The Rev. Canon Brian Grieves, director of the Episcopal Church's Peace and Justice Ministries, and Maureen Shea, director of the church's Office of Government Relations, respond:
Since 1988, the General Convention has sought to support a just resolution to one of the world's most intractable problems, the Israeli/Palestinian conflict. At the heart of the church's policies is support for the two-state solution: a secure Israel at peace with and recognized by her neighbors and an independent, sovereign and viable Palestine, with Jerusalem as the shared capital of both nations.
The Episcopal Church cares deeply about the Christian presence in the Holy Land, especially its warm and affectionate relationship with Palestinian Episcopalians. The church also cares deeply for the Jewish people and their desire for their own state to flourish in the wake of the Holocaust. And, in recent years, there has been a growing interest in developing closer ties and understandings with Islam. Thus the church's vision is for the states of Israel and Palestine to be a home for the three Abrahamic faiths and the peoples who embrace these three religious traditions.
The conflict between Israelis and Palestinians is a history of competing and seemingly irreconcilable narratives. The Jewish narrative for a homeland in the region of its roots described in the Torah (and the Old Testament) is born in part from the ashes of the Holocaust. Palestinians also lay claim to the same land and saw hundreds of their villages destroyed in the 1948 war, resulting in hundreds of thousands of Palestinian refugees fleeing their land, leaving to this day the largest population of refugees in the world. At the same time, many Jews were expelled from neighboring Arab states.
In short, for Jews, the creation of the State of Israel is cause for celebration. For Palestinians, it is remembered as the Nakba, the Catastrophe.
Standing in a place where the Episcopal Church supports both sides in this conflict with their differing narratives is not easy and requires careful discernment in order to hold up the principles of true justice. No person can truly say that one side is all right and the other side is all wrong.

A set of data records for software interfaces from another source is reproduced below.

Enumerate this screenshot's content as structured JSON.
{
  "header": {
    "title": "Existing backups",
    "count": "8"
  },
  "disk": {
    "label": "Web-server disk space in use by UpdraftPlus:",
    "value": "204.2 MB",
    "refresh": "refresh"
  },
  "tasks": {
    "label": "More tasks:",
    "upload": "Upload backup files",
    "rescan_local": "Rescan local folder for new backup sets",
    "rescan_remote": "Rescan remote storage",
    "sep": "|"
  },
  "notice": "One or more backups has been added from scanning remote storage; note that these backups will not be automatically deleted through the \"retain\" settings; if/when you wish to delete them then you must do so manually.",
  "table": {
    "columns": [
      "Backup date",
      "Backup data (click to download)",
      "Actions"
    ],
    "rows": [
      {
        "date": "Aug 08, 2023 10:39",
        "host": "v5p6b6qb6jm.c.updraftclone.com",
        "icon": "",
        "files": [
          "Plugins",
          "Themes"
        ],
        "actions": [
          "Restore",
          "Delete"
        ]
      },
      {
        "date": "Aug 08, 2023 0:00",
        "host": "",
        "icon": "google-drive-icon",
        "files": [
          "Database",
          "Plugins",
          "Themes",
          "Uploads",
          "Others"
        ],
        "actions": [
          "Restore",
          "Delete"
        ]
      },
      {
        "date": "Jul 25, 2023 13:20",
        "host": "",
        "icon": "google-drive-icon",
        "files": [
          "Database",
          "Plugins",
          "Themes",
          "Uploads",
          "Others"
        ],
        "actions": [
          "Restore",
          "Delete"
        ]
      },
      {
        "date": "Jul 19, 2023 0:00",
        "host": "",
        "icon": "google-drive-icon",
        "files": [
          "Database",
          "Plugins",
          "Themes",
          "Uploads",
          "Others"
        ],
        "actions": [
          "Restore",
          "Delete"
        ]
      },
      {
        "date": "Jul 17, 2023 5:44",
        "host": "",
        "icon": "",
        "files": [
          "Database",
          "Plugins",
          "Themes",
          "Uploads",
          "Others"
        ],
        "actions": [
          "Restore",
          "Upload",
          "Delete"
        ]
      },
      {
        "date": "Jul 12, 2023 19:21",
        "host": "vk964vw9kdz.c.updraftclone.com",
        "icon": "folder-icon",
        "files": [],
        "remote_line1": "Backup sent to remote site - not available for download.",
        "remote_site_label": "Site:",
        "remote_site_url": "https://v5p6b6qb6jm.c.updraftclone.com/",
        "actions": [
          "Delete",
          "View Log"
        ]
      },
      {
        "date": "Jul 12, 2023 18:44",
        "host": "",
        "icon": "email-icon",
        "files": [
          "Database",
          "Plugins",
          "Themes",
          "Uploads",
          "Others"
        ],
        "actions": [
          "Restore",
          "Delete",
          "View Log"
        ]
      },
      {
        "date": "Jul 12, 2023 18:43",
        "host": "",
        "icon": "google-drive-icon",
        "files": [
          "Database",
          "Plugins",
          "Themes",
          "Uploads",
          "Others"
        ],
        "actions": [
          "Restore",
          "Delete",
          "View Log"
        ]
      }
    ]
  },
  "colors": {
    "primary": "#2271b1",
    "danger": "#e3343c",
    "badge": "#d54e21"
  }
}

So, while supporting the rights of both peoples, the church also must name injustices that impede peace, such as the illegal building of Israeli settlements and a separation barrier on Palestinian lands, and, indeed, point to the injustice of holding millions of people under occupation for 40 years. Attacks against Israelis through rockets and suicide bombers are also unjust, impede peace and violate the church's teachings opposing violence as a means to resolving conflict.
Thus, it is in this complicated context that the Episcopal Church sees its role to promote a just resolution of the conflict for the two peoples of the Holy Land, through advocacy work in Washington, D.C., and through education of church members and fostering of interfaith dialogue among the three Abrahamic traditions. Building bridges of understanding between competing narratives holds the hope of a just peace. And laboring to see these two neighbors at peace with one another is truly a faithful response to the Episcopal Church's mission of reconciliation.